Last Reviewed: April 2019

Review Due: April 2020



‘an inherited disorder that causes the development of fluid-filled cysts in the kidneys, resulting in progressive kidney enlargement and renal insufficiency’



Autosomal Dominant Polycystic Kidney Disease (ADPKD)

Requires inheritance of one copy of the defective gene

PKD1 Gene (Chromosome 16)

PKD2 Gene (Chromosome 4)


Autosomal Recessive Polycystic Kidney Disease (ARPKD)

Requires inheritance of two copies of the mutated gene

PKHD1 Gene (Chromosome 6)



    • Flank Pain

    • Haematuria

    • Headaches

    • Blurred Vision

    • Urinary Tract Infections

    • Urolithiasis


It is important to note that although PKD1 and PKD2 (genes associated with ADPKD) overlap phenotypically, PKD1 is associated with more severe renal disease at an earlier age.


    • Enlarged Kidneys

    • Potter Sequence – Flattened Nose, Recessed Chin, Epicanthal Folds, Low-set Ears

    • Pulmonary Hypoplasia – Causing respiratory insufficiency in neonates

    • Congenital Hepatic Fibrosis – Causing portal hypertension

    • Dilated Intrahepatic Ducts – Causing cholestasis

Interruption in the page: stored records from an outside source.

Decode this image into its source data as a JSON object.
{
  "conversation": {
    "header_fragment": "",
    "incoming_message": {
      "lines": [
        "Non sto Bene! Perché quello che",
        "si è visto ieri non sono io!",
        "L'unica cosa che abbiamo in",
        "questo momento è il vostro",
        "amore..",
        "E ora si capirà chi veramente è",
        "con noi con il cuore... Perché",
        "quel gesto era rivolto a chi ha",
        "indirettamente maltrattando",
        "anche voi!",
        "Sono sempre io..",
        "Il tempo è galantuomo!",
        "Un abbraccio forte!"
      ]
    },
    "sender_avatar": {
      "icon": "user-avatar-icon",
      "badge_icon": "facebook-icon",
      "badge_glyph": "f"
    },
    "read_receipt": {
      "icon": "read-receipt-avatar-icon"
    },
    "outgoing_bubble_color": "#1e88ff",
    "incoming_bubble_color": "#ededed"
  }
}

In ADPKD, PKD1 and PKD2 genes are responsible for the expression of polycystin proteins on primary cilia, necessary for inhibiting cell proliferation. Mutations in this gene cause abnormal cell proliferation and increased expression of cellular proteins that move water into the cyst.


Mutations in PKHD1 in ARPKD (coding for the fibrocystin protein) are also thought to cause cyst formation via a similar mechanism.



Routine Bloods

FBC – Increased EPO secretion from cysts can raise hematocrit levels

U&Es – Calcium, Phosphorus


Urinalysis - Microalbuminuria (seen in 35% of ADPKD patients)


Midstream Specimen of Urine (MSSU) - For cytology and culture



This is the major screening and diagnostic tool used in clinical practice because of its cost-effectiveness and safety

Renal cysts are common and increase in prevalence with age, meaning diagnostic criteria are age-dependent

Diagnostic Criteria:

≥ 2 renal cysts unilaterally/bilaterally (15-29 years old)

≥ 2 renal cysts in each kidney (30-59 years old)

≥ 4 renal cysts in each kidney (≥ 60 years old)

In ARPKD, unusually large or bright kidneys may be visualized on the scan



These tools are not routinely used as CT exposes the patient to radiation and an MRI is much more expensive

They may be considered for use in younger individuals with indeterminate US results, as a method for exclusion of polycystic kidney disease

Screening for intracerebral aneurysms with MRI scanning may be indicated for patients at risk


Genetic Testing

This is not routinely performed as it can only identify ~70% of the different PKD1 and PKD2 mutations. However, it is commercially available for mutation screening



Tolvaptan has recently been approved as a treatment for PKD. It can be used to slow down renal cyst growth and preserve kidney function. However, it is only indicated in adults that fit certain criteria:

  1. Patients with CKD Stage 2 or 3

  2. Patients with evidence of rapidly progressive kidney disease  


Outwith the use of Tolvaptan, treatment for ADPKD is directed at managing disease-related complications:

Hypertension – ACEi or ARBs

Infection – Antibiotics and supportive treatment

Nephrolithiasis – Painkillers and supportive treatment

Renal Failure – Renal Replacement Therapy



The incidence of ADPKD in the UK is 1-2 per 1000, with a prevalence of 60,000 people. ARPKD is much less common, with an incidence of 5-10 per 100,000.




Renal Failure

Polycystic Kidney Disease is also associated with:

Cysts in other organs (e.g. liver and pancreas)

Aortic Root Dilatation (leading to aortic regurgitation)

Cerebral Aneurysms (which may rupture and cause a subarachnoid haemorrhage)